Christy was in her seventh month of pregnancy when 9/11 occurred. We had pretty well settled on the name Madeleine (over Julia) by then, but it was the aftermath of the 9/11 attacks that led us to give her Hope as her middle name. Madeleine was good, saintly name, and only now, reviewing names again, do I connect that the name comes from Aramaic word for “Tower”. That from the destruction of the twin towers we settled on a name meaning essentially “Tower of Hope” provides a deep point of reflection on Maddie’s life.
Exhibit C: Kid 3
The third time around was another boy. I proposed the names Kermit and Gilligan but was promptly dismissed. My logic was sound, that no modern parent would dare pick either name and that other kids wouldn’t be quick to make the connection with either the fuzzy frog or the island misfit; therefore, each name would be both unique and safe. Alas, I was rebutted by my own logic: “no modern parent would dare pick either name!”
So I began promoting honorable titles for names. “Doctor”, “Captain”, and “Admiral” all seemed, ahem, admirable, but I began finding myself on matrimonially fragile ground and cracked open the Bible instead.

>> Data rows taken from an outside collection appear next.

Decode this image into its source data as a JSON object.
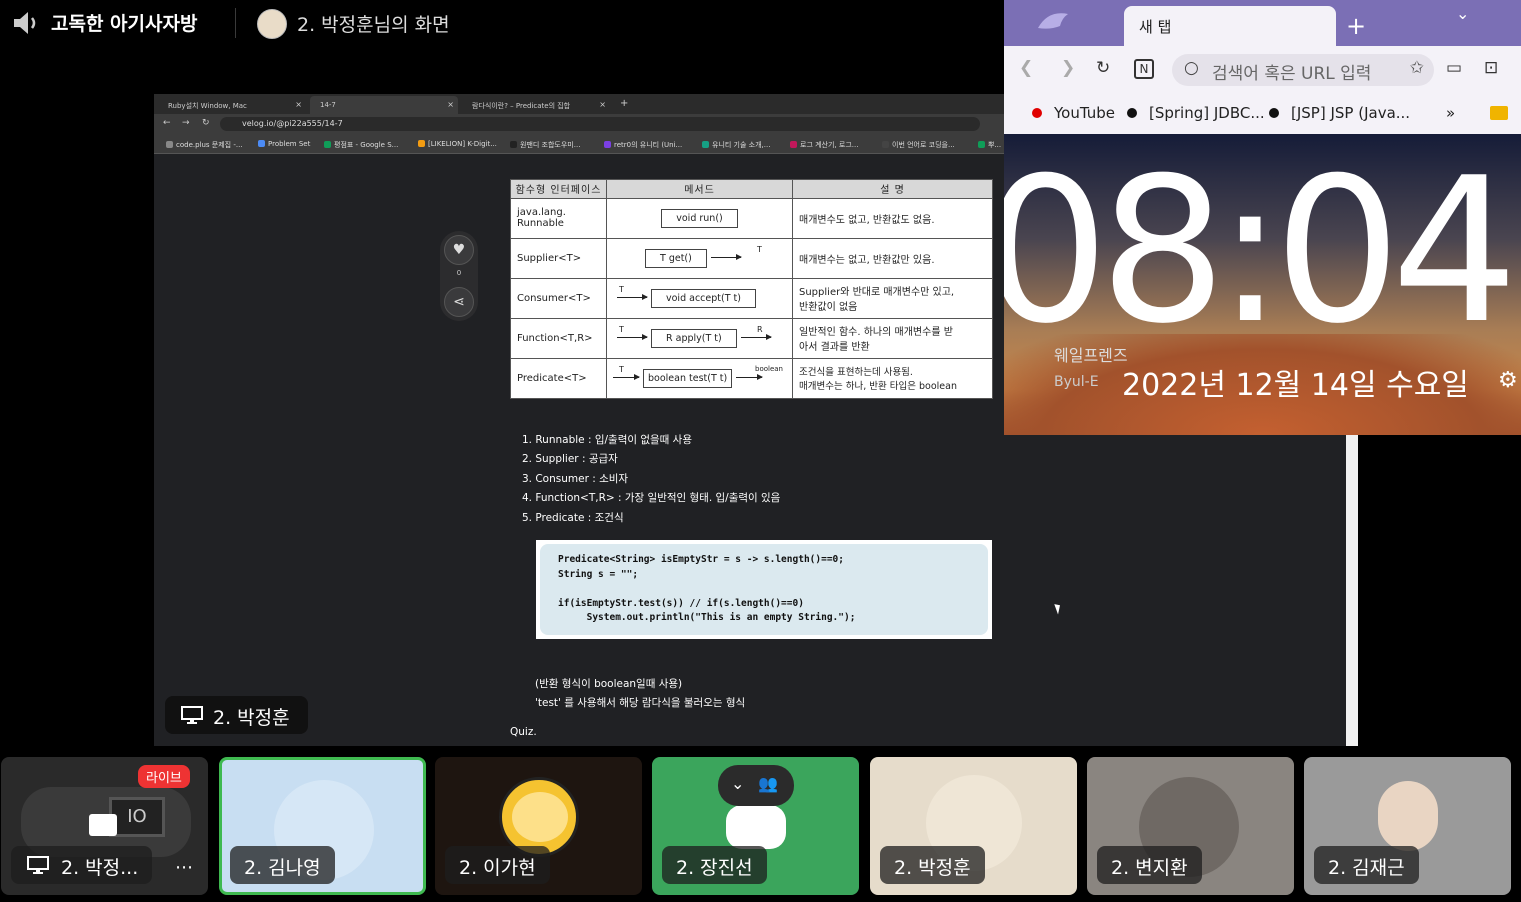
{
  "header": {
    "room_title": "고독한 아기사자방",
    "sharer_title": "2. 박정훈님의 화면"
  },
  "shared_browser": {
    "tabs": [
      {
        "label": "Ruby설치 Window, Mac",
        "close": "×"
      },
      {
        "label": "14-7",
        "close": "×"
      },
      {
        "label": "람다식이란? – Predicate의 집합",
        "close": "×"
      }
    ],
    "new_tab": "+",
    "url": "velog.io/@pi22a555/14-7",
    "bookmarks": [
      "code.plus 문제집 -...",
      "Problem Set",
      "평점표 - Google S...",
      "[LIKELION] K-Digit...",
      "원팬디 조합도우미...",
      "retr0의 유니티 (Uni...",
      "유니티 기술 소개,...",
      "로그 계산기, 로그...",
      "이번 언어로 코딩을...",
      "뿌..."
    ],
    "like_count": "0",
    "table": {
      "headers": [
        "함수형 인터페이스",
        "메서드",
        "설 명"
      ],
      "rows": [
        {
          "iface": "java.lang.\nRunnable",
          "method": "void run()",
          "in": "",
          "out": "",
          "desc": "매개변수도 없고, 반환값도 없음."
        },
        {
          "iface": "Supplier<T>",
          "method": "T get()",
          "in": "",
          "out": "T",
          "desc": "매개변수는 없고, 반환값만 있음."
        },
        {
          "iface": "Consumer<T>",
          "method": "void accept(T t)",
          "in": "T",
          "out": "",
          "desc": "Supplier와 반대로 매개변수만 있고,\n반환값이 없음"
        },
        {
          "iface": "Function<T,R>",
          "method": "R apply(T t)",
          "in": "T",
          "out": "R",
          "desc": "일반적인 함수. 하나의 매개변수를 받\n아서 결과를 반환"
        },
        {
          "iface": "Predicate<T>",
          "method": "boolean test(T t)",
          "in": "T",
          "out": "boolean",
          "desc": "조건식을 표현하는데 사용됨.\n매개변수는 하나, 반환 타입은 boolean"
        }
      ]
    },
    "list": [
      "1. Runnable : 입/출력이 없을때 사용",
      "2. Supplier : 공급자",
      "3. Consumer : 소비자",
      "4. Function<T,R> : 가장 일반적인 형태. 입/출력이 있음",
      "5. Predicate : 조건식"
    ],
    "code": "Predicate<String> isEmptyStr = s -> s.length()==0;\nString s = \"\";\n\nif(isEmptyStr.test(s)) // if(s.length()==0)\n     System.out.println(\"This is an empty String.\");",
    "note1": "(반환 형식이 boolean일때 사용)",
    "note2": "'test' 를 사용해서 해당 람다식을 불러오는 형식",
    "quiz": "Quiz."
  },
  "presenter_label": "2. 박정훈",
  "new_tab_page": {
    "tab_title": "새 탭",
    "omnibox_placeholder": "검색어 혹은 URL 입력",
    "bookmarks": [
      {
        "label": "YouTube",
        "color": "#e00000"
      },
      {
        "label": "[Spring] JDBC...",
        "color": "#111111"
      },
      {
        "label": "[JSP] JSP (Java...",
        "color": "#111111"
      }
    ],
    "more_bookmarks": "»",
    "clock": "08:04",
    "brand": "웨일프렌즈",
    "brand_sub": "Byul-E",
    "date": "2022년 12월 14일 수요일"
  },
  "participants": [
    {
      "name": "2. 박정...",
      "badge": "라이브",
      "bg": "#2a2a2a"
    },
    {
      "name": "2. 김나영",
      "bg": "#c8def2"
    },
    {
      "name": "2. 이가현",
      "bg": "#1e1510"
    },
    {
      "name": "2. 장진선",
      "bg": "#3ba55c"
    },
    {
      "name": "2. 박정훈",
      "bg": "#e6dccb"
    },
    {
      "name": "2. 변지환",
      "bg": "#8a8580"
    },
    {
      "name": "2. 김재근",
      "bg": "#9a9a9a"
    }
  ],
  "more_label": "⋯"
}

All kidding aside, Caleb Isaac was an easy name for us to agree on, and our first two kids lobbied for it, as well. We liked that Caleb meant “faithful” and appreciated the biblical figure Caleb. Isaac is my middle name, which I got from my grandfather. You might also know that it carries a little biblical significance of its own, and it means “laughter”. There are worse capes to drape a child in than that of “faithful laughter”.
But after Caleb arrived and we shared his name with our family, a cousin and family historian sent us some interesting notes on the name we chose.

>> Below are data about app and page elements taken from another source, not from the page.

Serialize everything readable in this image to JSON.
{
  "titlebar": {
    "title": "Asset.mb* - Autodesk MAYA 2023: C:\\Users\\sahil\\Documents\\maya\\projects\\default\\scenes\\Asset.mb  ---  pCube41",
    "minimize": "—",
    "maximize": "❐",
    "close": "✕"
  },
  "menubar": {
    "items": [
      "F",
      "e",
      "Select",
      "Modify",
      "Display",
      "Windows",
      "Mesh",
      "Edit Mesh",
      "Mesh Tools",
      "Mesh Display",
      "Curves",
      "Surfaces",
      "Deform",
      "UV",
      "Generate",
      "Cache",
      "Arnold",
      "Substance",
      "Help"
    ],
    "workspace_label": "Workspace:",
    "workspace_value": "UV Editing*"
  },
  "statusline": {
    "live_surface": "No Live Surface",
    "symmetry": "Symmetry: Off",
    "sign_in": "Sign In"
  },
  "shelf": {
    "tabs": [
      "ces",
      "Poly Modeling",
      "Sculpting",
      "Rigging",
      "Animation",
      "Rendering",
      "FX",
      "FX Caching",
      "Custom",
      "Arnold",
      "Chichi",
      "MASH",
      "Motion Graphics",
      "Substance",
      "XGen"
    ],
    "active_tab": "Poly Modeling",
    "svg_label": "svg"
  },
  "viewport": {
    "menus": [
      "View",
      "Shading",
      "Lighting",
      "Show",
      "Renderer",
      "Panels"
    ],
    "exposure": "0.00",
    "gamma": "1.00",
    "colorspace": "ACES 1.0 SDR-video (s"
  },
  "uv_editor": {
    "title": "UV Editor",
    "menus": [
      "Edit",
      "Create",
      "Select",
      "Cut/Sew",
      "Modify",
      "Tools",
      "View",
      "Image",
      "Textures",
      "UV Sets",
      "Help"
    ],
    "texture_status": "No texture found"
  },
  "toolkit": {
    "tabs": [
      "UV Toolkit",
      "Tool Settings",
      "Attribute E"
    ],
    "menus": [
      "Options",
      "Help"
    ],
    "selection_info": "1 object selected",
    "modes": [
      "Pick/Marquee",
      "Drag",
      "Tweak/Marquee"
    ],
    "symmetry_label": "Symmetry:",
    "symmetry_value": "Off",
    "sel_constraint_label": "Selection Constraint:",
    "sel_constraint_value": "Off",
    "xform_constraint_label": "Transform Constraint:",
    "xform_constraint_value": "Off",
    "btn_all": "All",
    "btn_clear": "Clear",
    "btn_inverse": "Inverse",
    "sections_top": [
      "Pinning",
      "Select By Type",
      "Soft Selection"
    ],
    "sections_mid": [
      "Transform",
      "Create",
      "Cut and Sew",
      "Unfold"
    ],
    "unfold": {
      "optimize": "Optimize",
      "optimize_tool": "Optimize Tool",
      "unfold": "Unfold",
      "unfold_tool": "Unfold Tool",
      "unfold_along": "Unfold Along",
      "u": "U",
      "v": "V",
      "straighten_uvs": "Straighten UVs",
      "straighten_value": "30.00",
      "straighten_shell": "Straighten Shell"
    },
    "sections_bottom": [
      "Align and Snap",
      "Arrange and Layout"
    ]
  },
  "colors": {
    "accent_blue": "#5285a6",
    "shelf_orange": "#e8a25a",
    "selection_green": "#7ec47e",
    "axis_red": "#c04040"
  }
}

As it turns out, my grandfather Isaac was named after his Uncle Isaac, whose father (my great-great-grandfather) was named Caleb Furr. This Caleb was born in 1817 in my home state of Georgia and died in Mississippi in 1898, where my grandfather and my mother were eventually born. But even further, in Caleb Furr’s bible was written, “Caleb Griffith, my Grandfather [or my great-great-great-GREAT-grandfather], departed this life on the 10th day of April, 1857 in Habersham County, Georgia”. Habersham County is less than 80 miles from where I live today, but the records show that this Caleb was born in 1769 Worcester, Massachusetts, which probably places him as a first, or possibly second, generation American in my family tree.
Exhibit D: Kid 4
Number four brought another girl. Marie was a strong name in both of our families, so that was an easy call for the middle name, but deciding the first name was a doozie this time around.
We took four names into the hospital with us: Anna, Catherine, Eva (long “e”) and Teresa. By the time our new baby was born, we were down to Anna and Eva but couldn’t decide. I was in the nursery when they gave our baby girl her first bath and the nurse asked me her name. I was a little embarrassed to admit that we hadn’t decided yet when an attendant sitting at a desk behind me randomly interjected, proclaiming, “That girl’s an Ava [long “a”] all the way!” We thought it a coincidence that she called it so close to Eva that we decided to just call her Eva for that night to see how it fit.
It didn’t. In fact, I found that Ava seemed to be the name my mouth wanted to say when I tried to say Eva. The next morning, we wrote “Ava Marie” down to see how it looked on a piece of paper. We were struck by its similarity to “Ave Maria” and loved it. To this day, when we hear “Ave Maria”, we call it Ava’s song.
Exhibit E: Kid 5
As I started, any day now, we could find ourselves in the hospital to meet our fifth child, in person.
But what will we call her?